Prompt: Could you please reproduce all the records below exactly, leaving out the images?

(Dataset entries)
++++++

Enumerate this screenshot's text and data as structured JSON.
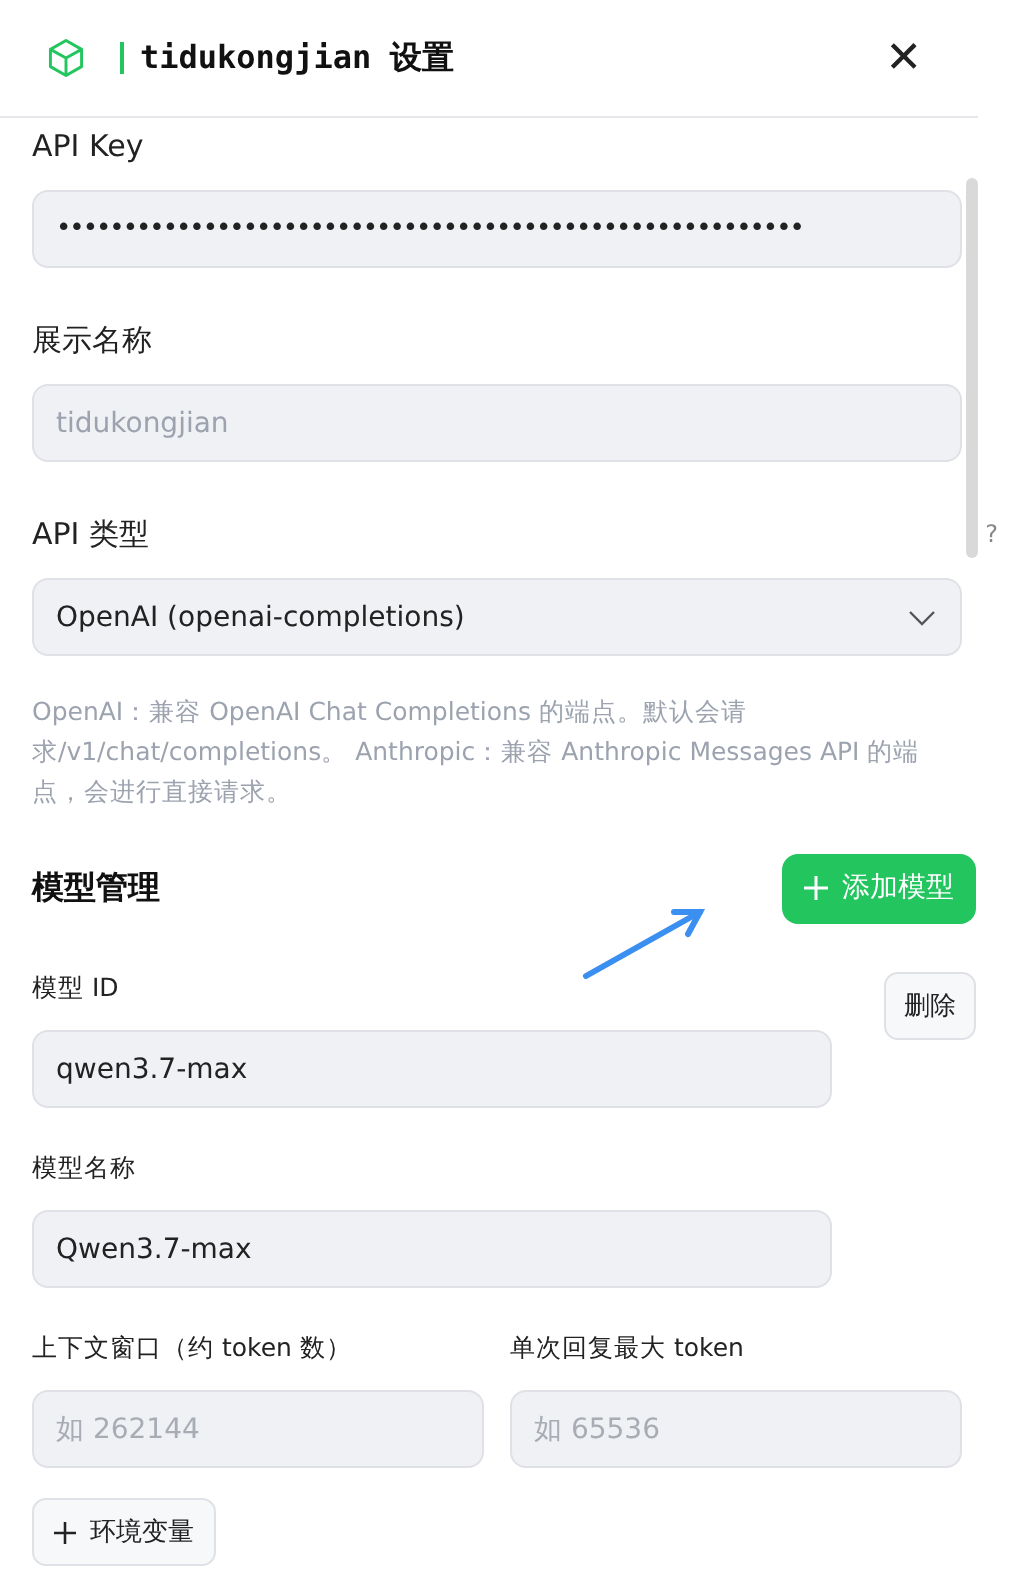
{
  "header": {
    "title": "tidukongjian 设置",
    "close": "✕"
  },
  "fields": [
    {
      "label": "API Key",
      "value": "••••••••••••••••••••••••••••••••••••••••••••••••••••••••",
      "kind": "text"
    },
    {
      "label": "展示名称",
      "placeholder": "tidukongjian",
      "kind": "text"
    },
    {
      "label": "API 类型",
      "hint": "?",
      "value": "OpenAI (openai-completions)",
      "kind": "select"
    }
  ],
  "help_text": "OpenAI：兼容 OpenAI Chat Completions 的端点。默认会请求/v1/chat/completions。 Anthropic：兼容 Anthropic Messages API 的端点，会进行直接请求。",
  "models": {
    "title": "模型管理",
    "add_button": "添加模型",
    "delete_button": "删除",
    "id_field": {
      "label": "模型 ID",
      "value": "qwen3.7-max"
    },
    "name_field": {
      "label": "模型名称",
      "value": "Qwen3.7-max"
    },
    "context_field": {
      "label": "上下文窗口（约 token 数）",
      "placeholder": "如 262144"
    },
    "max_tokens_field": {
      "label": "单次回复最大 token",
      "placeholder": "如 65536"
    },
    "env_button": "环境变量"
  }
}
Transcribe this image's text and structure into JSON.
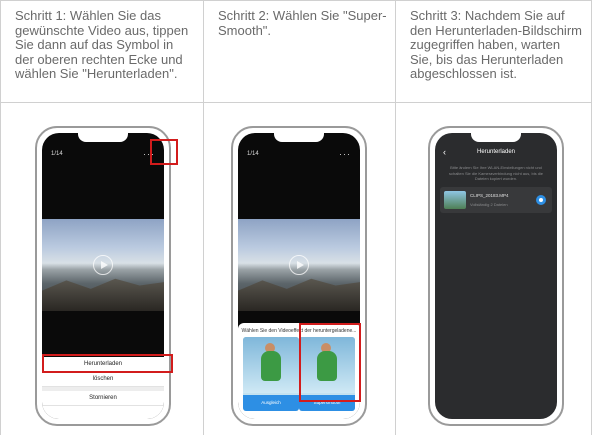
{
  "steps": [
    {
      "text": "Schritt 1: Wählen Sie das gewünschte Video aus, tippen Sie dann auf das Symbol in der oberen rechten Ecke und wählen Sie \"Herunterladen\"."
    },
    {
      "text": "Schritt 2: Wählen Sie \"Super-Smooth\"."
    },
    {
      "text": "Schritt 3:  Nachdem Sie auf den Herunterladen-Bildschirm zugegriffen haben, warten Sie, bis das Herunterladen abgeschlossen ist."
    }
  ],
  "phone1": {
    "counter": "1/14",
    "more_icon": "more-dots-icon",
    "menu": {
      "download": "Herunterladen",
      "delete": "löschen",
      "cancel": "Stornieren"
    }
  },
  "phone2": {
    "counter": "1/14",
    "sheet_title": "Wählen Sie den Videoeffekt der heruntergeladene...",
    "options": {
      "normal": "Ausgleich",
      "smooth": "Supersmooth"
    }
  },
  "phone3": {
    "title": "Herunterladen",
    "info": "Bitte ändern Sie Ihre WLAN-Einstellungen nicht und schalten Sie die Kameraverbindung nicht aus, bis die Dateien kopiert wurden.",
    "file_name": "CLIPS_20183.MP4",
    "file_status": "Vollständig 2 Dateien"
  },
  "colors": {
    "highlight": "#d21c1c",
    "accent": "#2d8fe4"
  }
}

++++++

Response area:
Enumerate this screenshot's text and data as structured JSON.
{
  "header": {
    "title": "tidukongjian 设置",
    "close": "✕"
  },
  "fields": [
    {
      "label": "API Key",
      "value": "••••••••••••••••••••••••••••••••••••••••••••••••••••••••",
      "kind": "text"
    },
    {
      "label": "展示名称",
      "placeholder": "tidukongjian",
      "kind": "text"
    },
    {
      "label": "API 类型",
      "hint": "?",
      "value": "OpenAI (openai-completions)",
      "kind": "select"
    }
  ],
  "help_text": "OpenAI：兼容 OpenAI Chat Completions 的端点。默认会请求/v1/chat/completions。 Anthropic：兼容 Anthropic Messages API 的端点，会进行直接请求。",
  "models": {
    "title": "模型管理",
    "add_button": "添加模型",
    "delete_button": "删除",
    "id_field": {
      "label": "模型 ID",
      "value": "qwen3.7-max"
    },
    "name_field": {
      "label": "模型名称",
      "value": "Qwen3.7-max"
    },
    "context_field": {
      "label": "上下文窗口（约 token 数）",
      "placeholder": "如 262144"
    },
    "max_tokens_field": {
      "label": "单次回复最大 token",
      "placeholder": "如 65536"
    },
    "env_button": "环境变量"
  }
}
Transcribe this image's text and structure into JSON.
{
  "steps": [
    {
      "text": "Schritt 1: Wählen Sie das gewünschte Video aus, tippen Sie dann auf das Symbol in der oberen rechten Ecke und wählen Sie \"Herunterladen\"."
    },
    {
      "text": "Schritt 2: Wählen Sie \"Super-Smooth\"."
    },
    {
      "text": "Schritt 3:  Nachdem Sie auf den Herunterladen-Bildschirm zugegriffen haben, warten Sie, bis das Herunterladen abgeschlossen ist."
    }
  ],
  "phone1": {
    "counter": "1/14",
    "more_icon": "more-dots-icon",
    "menu": {
      "download": "Herunterladen",
      "delete": "löschen",
      "cancel": "Stornieren"
    }
  },
  "phone2": {
    "counter": "1/14",
    "sheet_title": "Wählen Sie den Videoeffekt der heruntergeladene...",
    "options": {
      "normal": "Ausgleich",
      "smooth": "Supersmooth"
    }
  },
  "phone3": {
    "title": "Herunterladen",
    "info": "Bitte ändern Sie Ihre WLAN-Einstellungen nicht und schalten Sie die Kameraverbindung nicht aus, bis die Dateien kopiert wurden.",
    "file_name": "CLIPS_20183.MP4",
    "file_status": "Vollständig 2 Dateien"
  },
  "colors": {
    "highlight": "#d21c1c",
    "accent": "#2d8fe4"
  }
}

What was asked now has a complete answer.